[Page and application data records]
↓↓↓

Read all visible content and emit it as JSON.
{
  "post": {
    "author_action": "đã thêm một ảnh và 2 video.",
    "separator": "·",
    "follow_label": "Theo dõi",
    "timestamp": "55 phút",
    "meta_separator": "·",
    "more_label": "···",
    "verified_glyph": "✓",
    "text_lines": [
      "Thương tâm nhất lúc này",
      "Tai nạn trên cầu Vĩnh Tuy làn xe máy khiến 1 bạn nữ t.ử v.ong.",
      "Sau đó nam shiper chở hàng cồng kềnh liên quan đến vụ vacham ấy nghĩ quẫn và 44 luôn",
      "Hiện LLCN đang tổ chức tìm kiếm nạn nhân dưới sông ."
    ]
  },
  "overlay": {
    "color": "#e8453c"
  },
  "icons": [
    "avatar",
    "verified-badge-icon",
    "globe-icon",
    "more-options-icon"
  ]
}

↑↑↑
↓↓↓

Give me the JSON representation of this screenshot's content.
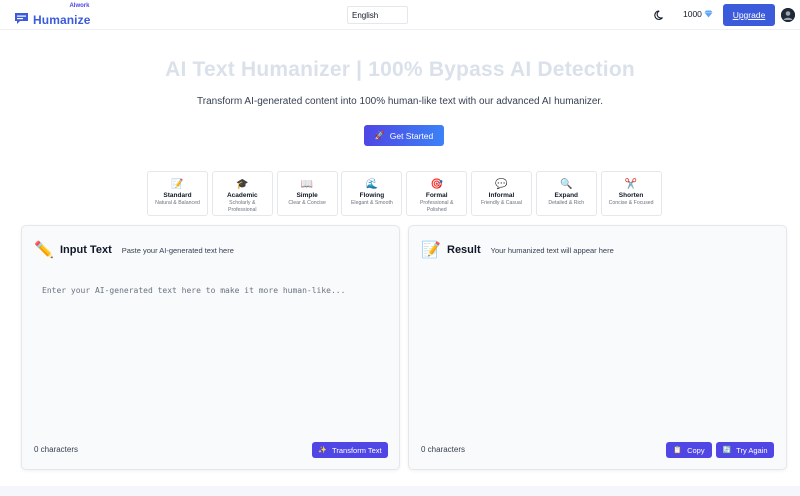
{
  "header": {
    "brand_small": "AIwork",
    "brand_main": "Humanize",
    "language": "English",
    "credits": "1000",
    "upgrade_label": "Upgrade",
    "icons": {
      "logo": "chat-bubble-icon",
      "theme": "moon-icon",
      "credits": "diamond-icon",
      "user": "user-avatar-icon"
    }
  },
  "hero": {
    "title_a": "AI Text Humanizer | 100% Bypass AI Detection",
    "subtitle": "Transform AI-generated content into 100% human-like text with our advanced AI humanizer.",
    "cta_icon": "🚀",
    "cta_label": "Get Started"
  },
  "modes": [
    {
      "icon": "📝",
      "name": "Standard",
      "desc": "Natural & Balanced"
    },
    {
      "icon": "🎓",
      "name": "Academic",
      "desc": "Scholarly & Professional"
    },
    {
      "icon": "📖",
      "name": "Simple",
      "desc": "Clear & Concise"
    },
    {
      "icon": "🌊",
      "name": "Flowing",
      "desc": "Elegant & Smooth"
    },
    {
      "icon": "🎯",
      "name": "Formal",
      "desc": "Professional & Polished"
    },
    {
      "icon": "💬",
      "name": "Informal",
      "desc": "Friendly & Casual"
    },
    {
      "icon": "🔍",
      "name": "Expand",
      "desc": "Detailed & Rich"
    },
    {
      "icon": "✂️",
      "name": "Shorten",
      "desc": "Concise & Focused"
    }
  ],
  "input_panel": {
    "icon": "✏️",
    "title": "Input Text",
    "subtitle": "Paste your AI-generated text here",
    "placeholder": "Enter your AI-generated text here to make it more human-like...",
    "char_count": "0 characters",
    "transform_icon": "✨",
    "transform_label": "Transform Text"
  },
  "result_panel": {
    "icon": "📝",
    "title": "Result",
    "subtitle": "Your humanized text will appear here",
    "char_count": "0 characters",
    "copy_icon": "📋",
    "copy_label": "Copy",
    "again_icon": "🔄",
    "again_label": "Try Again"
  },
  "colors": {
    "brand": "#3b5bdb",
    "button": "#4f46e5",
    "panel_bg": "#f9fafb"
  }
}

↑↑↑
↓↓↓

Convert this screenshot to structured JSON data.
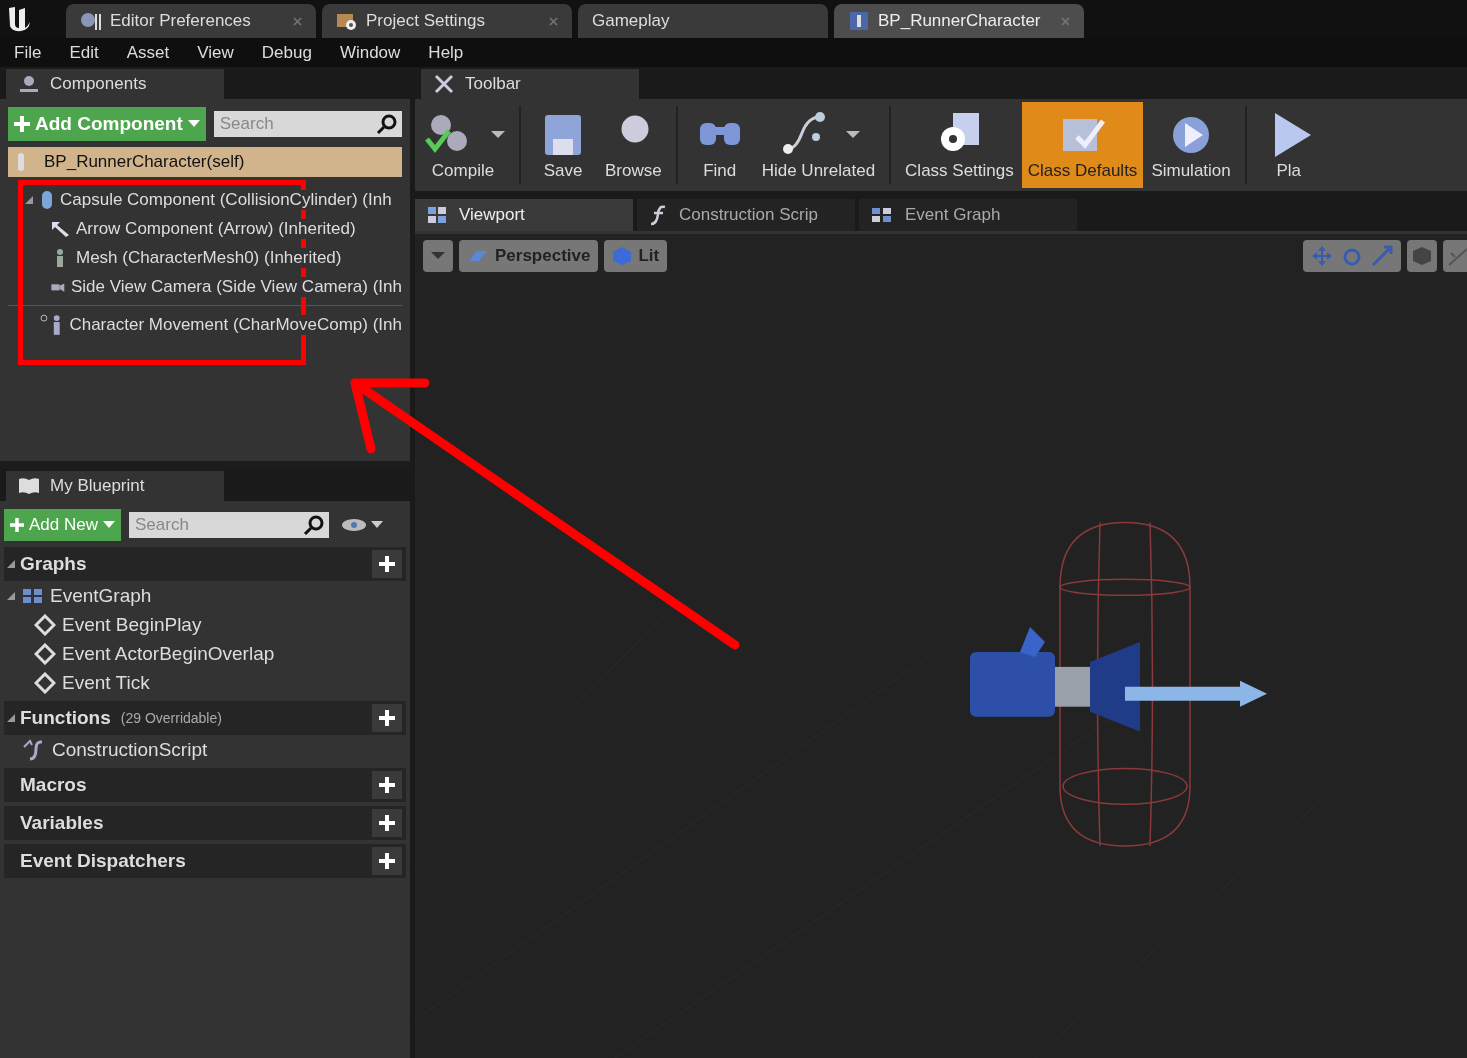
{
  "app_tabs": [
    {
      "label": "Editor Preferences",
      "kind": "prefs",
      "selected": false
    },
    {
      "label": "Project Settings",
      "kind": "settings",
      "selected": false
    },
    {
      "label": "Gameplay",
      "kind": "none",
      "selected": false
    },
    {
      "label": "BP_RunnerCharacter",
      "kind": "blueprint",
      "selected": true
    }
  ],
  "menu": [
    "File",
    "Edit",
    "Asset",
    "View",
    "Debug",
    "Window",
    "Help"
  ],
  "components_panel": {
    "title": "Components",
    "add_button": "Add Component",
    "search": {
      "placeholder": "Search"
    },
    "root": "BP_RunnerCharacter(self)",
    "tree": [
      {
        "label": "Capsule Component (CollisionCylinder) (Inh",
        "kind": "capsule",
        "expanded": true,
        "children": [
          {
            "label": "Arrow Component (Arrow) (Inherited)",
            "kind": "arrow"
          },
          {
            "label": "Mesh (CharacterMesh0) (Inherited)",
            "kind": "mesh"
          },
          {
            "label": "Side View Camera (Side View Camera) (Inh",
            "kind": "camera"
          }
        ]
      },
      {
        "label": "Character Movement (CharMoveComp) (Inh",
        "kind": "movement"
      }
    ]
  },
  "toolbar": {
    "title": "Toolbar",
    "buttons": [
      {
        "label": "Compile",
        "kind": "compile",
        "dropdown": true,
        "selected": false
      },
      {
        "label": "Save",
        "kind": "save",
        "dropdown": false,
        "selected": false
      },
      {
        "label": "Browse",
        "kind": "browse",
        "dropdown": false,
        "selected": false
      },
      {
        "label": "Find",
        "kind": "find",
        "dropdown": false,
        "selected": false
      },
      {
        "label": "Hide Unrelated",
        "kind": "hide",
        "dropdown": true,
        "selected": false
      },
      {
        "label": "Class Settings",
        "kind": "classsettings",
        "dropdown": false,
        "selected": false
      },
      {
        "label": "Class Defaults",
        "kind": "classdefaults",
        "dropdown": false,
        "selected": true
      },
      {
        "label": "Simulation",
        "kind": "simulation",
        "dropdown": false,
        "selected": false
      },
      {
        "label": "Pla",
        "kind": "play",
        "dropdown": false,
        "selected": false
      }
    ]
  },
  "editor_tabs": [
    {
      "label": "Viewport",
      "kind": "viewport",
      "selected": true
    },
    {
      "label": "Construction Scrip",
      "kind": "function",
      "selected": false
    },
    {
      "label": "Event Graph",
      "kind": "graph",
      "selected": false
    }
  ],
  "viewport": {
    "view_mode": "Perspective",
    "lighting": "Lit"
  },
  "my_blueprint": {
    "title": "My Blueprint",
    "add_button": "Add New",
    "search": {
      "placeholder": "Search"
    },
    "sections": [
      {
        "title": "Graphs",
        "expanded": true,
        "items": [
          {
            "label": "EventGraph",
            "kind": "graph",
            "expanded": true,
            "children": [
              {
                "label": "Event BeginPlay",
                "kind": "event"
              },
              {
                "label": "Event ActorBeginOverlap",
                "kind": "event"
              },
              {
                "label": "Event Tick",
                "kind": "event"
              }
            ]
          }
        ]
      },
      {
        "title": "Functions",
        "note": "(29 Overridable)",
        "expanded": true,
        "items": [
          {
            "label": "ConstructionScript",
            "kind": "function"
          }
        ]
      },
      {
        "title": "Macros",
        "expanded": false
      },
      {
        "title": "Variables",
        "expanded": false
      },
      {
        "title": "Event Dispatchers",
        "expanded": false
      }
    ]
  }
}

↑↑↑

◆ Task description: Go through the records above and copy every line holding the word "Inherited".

◆ Answer to this exercise:
            "label": "Arrow Component (Arrow) (Inherited)",
            "label": "Mesh (CharacterMesh0) (Inherited)",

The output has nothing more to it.